Could you please output all of the records exactly?

[Opening Records to use section]

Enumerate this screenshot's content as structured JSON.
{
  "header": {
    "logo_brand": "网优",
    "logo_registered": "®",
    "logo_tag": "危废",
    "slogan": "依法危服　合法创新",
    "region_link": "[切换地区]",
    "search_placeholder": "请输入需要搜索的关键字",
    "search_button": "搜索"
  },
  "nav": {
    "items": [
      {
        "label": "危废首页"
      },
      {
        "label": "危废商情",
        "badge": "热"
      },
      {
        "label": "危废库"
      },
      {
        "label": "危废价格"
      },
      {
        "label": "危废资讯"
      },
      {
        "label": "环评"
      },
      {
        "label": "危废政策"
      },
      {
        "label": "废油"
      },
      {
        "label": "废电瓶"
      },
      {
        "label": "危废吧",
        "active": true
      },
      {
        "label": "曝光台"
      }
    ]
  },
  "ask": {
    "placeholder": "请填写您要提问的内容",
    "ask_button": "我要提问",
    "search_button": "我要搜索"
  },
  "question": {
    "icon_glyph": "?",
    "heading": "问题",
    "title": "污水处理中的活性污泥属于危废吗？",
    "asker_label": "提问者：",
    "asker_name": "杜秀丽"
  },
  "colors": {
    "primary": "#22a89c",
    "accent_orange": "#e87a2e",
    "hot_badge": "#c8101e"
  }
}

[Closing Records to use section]

| Answer to this exercise |
Enumerate this screenshot's content as structured JSON.
{
  "header": {
    "logo_brand": "网优",
    "logo_registered": "®",
    "logo_tag": "危废",
    "slogan": "依法危服　合法创新",
    "region_link": "[切换地区]",
    "search_placeholder": "请输入需要搜索的关键字",
    "search_button": "搜索"
  },
  "nav": {
    "items": [
      {
        "label": "危废首页"
      },
      {
        "label": "危废商情",
        "badge": "热"
      },
      {
        "label": "危废库"
      },
      {
        "label": "危废价格"
      },
      {
        "label": "危废资讯"
      },
      {
        "label": "环评"
      },
      {
        "label": "危废政策"
      },
      {
        "label": "废油"
      },
      {
        "label": "废电瓶"
      },
      {
        "label": "危废吧",
        "active": true
      },
      {
        "label": "曝光台"
      }
    ]
  },
  "ask": {
    "placeholder": "请填写您要提问的内容",
    "ask_button": "我要提问",
    "search_button": "我要搜索"
  },
  "question": {
    "icon_glyph": "?",
    "heading": "问题",
    "title": "污水处理中的活性污泥属于危废吗？",
    "asker_label": "提问者：",
    "asker_name": "杜秀丽"
  },
  "colors": {
    "primary": "#22a89c",
    "accent_orange": "#e87a2e",
    "hot_badge": "#c8101e"
  }
}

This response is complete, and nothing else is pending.